#### THE DATA ####
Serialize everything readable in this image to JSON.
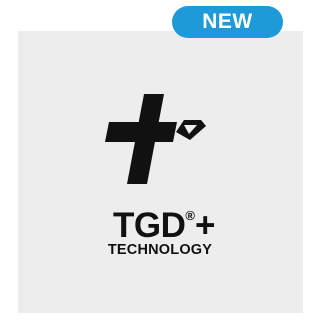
{
  "badge": {
    "label": "NEW",
    "color": "#1e9ad8"
  },
  "card": {
    "background": "#ededed"
  },
  "logo": {
    "icon": "cross-with-diamond-icon",
    "brand": "TGD",
    "registered_mark": "®",
    "plus": "+",
    "subtitle": "TECHNOLOGY"
  }
}
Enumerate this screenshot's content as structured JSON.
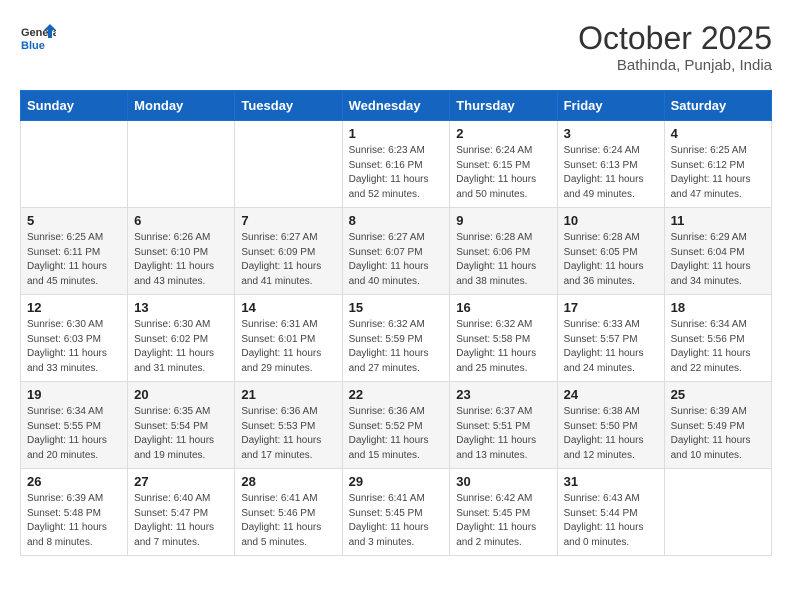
{
  "header": {
    "logo_line1": "General",
    "logo_line2": "Blue",
    "month_year": "October 2025",
    "location": "Bathinda, Punjab, India"
  },
  "days_of_week": [
    "Sunday",
    "Monday",
    "Tuesday",
    "Wednesday",
    "Thursday",
    "Friday",
    "Saturday"
  ],
  "weeks": [
    [
      {
        "day": "",
        "detail": ""
      },
      {
        "day": "",
        "detail": ""
      },
      {
        "day": "",
        "detail": ""
      },
      {
        "day": "1",
        "detail": "Sunrise: 6:23 AM\nSunset: 6:16 PM\nDaylight: 11 hours\nand 52 minutes."
      },
      {
        "day": "2",
        "detail": "Sunrise: 6:24 AM\nSunset: 6:15 PM\nDaylight: 11 hours\nand 50 minutes."
      },
      {
        "day": "3",
        "detail": "Sunrise: 6:24 AM\nSunset: 6:13 PM\nDaylight: 11 hours\nand 49 minutes."
      },
      {
        "day": "4",
        "detail": "Sunrise: 6:25 AM\nSunset: 6:12 PM\nDaylight: 11 hours\nand 47 minutes."
      }
    ],
    [
      {
        "day": "5",
        "detail": "Sunrise: 6:25 AM\nSunset: 6:11 PM\nDaylight: 11 hours\nand 45 minutes."
      },
      {
        "day": "6",
        "detail": "Sunrise: 6:26 AM\nSunset: 6:10 PM\nDaylight: 11 hours\nand 43 minutes."
      },
      {
        "day": "7",
        "detail": "Sunrise: 6:27 AM\nSunset: 6:09 PM\nDaylight: 11 hours\nand 41 minutes."
      },
      {
        "day": "8",
        "detail": "Sunrise: 6:27 AM\nSunset: 6:07 PM\nDaylight: 11 hours\nand 40 minutes."
      },
      {
        "day": "9",
        "detail": "Sunrise: 6:28 AM\nSunset: 6:06 PM\nDaylight: 11 hours\nand 38 minutes."
      },
      {
        "day": "10",
        "detail": "Sunrise: 6:28 AM\nSunset: 6:05 PM\nDaylight: 11 hours\nand 36 minutes."
      },
      {
        "day": "11",
        "detail": "Sunrise: 6:29 AM\nSunset: 6:04 PM\nDaylight: 11 hours\nand 34 minutes."
      }
    ],
    [
      {
        "day": "12",
        "detail": "Sunrise: 6:30 AM\nSunset: 6:03 PM\nDaylight: 11 hours\nand 33 minutes."
      },
      {
        "day": "13",
        "detail": "Sunrise: 6:30 AM\nSunset: 6:02 PM\nDaylight: 11 hours\nand 31 minutes."
      },
      {
        "day": "14",
        "detail": "Sunrise: 6:31 AM\nSunset: 6:01 PM\nDaylight: 11 hours\nand 29 minutes."
      },
      {
        "day": "15",
        "detail": "Sunrise: 6:32 AM\nSunset: 5:59 PM\nDaylight: 11 hours\nand 27 minutes."
      },
      {
        "day": "16",
        "detail": "Sunrise: 6:32 AM\nSunset: 5:58 PM\nDaylight: 11 hours\nand 25 minutes."
      },
      {
        "day": "17",
        "detail": "Sunrise: 6:33 AM\nSunset: 5:57 PM\nDaylight: 11 hours\nand 24 minutes."
      },
      {
        "day": "18",
        "detail": "Sunrise: 6:34 AM\nSunset: 5:56 PM\nDaylight: 11 hours\nand 22 minutes."
      }
    ],
    [
      {
        "day": "19",
        "detail": "Sunrise: 6:34 AM\nSunset: 5:55 PM\nDaylight: 11 hours\nand 20 minutes."
      },
      {
        "day": "20",
        "detail": "Sunrise: 6:35 AM\nSunset: 5:54 PM\nDaylight: 11 hours\nand 19 minutes."
      },
      {
        "day": "21",
        "detail": "Sunrise: 6:36 AM\nSunset: 5:53 PM\nDaylight: 11 hours\nand 17 minutes."
      },
      {
        "day": "22",
        "detail": "Sunrise: 6:36 AM\nSunset: 5:52 PM\nDaylight: 11 hours\nand 15 minutes."
      },
      {
        "day": "23",
        "detail": "Sunrise: 6:37 AM\nSunset: 5:51 PM\nDaylight: 11 hours\nand 13 minutes."
      },
      {
        "day": "24",
        "detail": "Sunrise: 6:38 AM\nSunset: 5:50 PM\nDaylight: 11 hours\nand 12 minutes."
      },
      {
        "day": "25",
        "detail": "Sunrise: 6:39 AM\nSunset: 5:49 PM\nDaylight: 11 hours\nand 10 minutes."
      }
    ],
    [
      {
        "day": "26",
        "detail": "Sunrise: 6:39 AM\nSunset: 5:48 PM\nDaylight: 11 hours\nand 8 minutes."
      },
      {
        "day": "27",
        "detail": "Sunrise: 6:40 AM\nSunset: 5:47 PM\nDaylight: 11 hours\nand 7 minutes."
      },
      {
        "day": "28",
        "detail": "Sunrise: 6:41 AM\nSunset: 5:46 PM\nDaylight: 11 hours\nand 5 minutes."
      },
      {
        "day": "29",
        "detail": "Sunrise: 6:41 AM\nSunset: 5:45 PM\nDaylight: 11 hours\nand 3 minutes."
      },
      {
        "day": "30",
        "detail": "Sunrise: 6:42 AM\nSunset: 5:45 PM\nDaylight: 11 hours\nand 2 minutes."
      },
      {
        "day": "31",
        "detail": "Sunrise: 6:43 AM\nSunset: 5:44 PM\nDaylight: 11 hours\nand 0 minutes."
      },
      {
        "day": "",
        "detail": ""
      }
    ]
  ]
}
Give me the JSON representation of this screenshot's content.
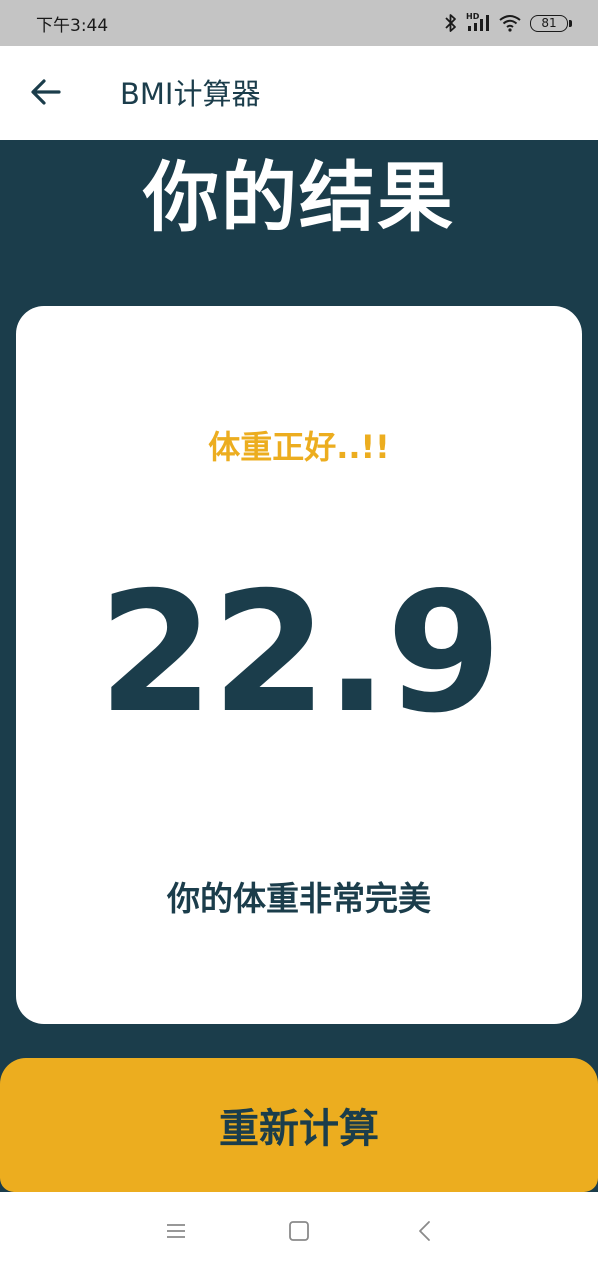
{
  "status_bar": {
    "time": "下午3:44",
    "hd_label": "HD",
    "battery_level": "81",
    "icons": [
      "bluetooth-icon",
      "hd-signal-icon",
      "wifi-icon",
      "battery-icon"
    ]
  },
  "app_bar": {
    "back_icon": "arrow-left-icon",
    "title": "BMI计算器"
  },
  "main": {
    "page_title": "你的结果",
    "result_card": {
      "status_label": "体重正好..!!",
      "bmi_value": "22.9",
      "message": "你的体重非常完美"
    },
    "recalculate_label": "重新计算"
  },
  "nav_bar": {
    "icons": [
      "menu-icon",
      "home-square-icon",
      "back-chevron-icon"
    ]
  },
  "colors": {
    "primary_dark": "#1b3d4b",
    "accent": "#ecad1f",
    "card": "#ffffff",
    "status_bar": "#c4c4c4"
  }
}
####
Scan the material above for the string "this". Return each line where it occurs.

• [THE ANSWER]:
Serialize everything readable in this image to JSON.
Enumerate this screenshot's content as structured JSON.
Give me the JSON representation of this screenshot's content.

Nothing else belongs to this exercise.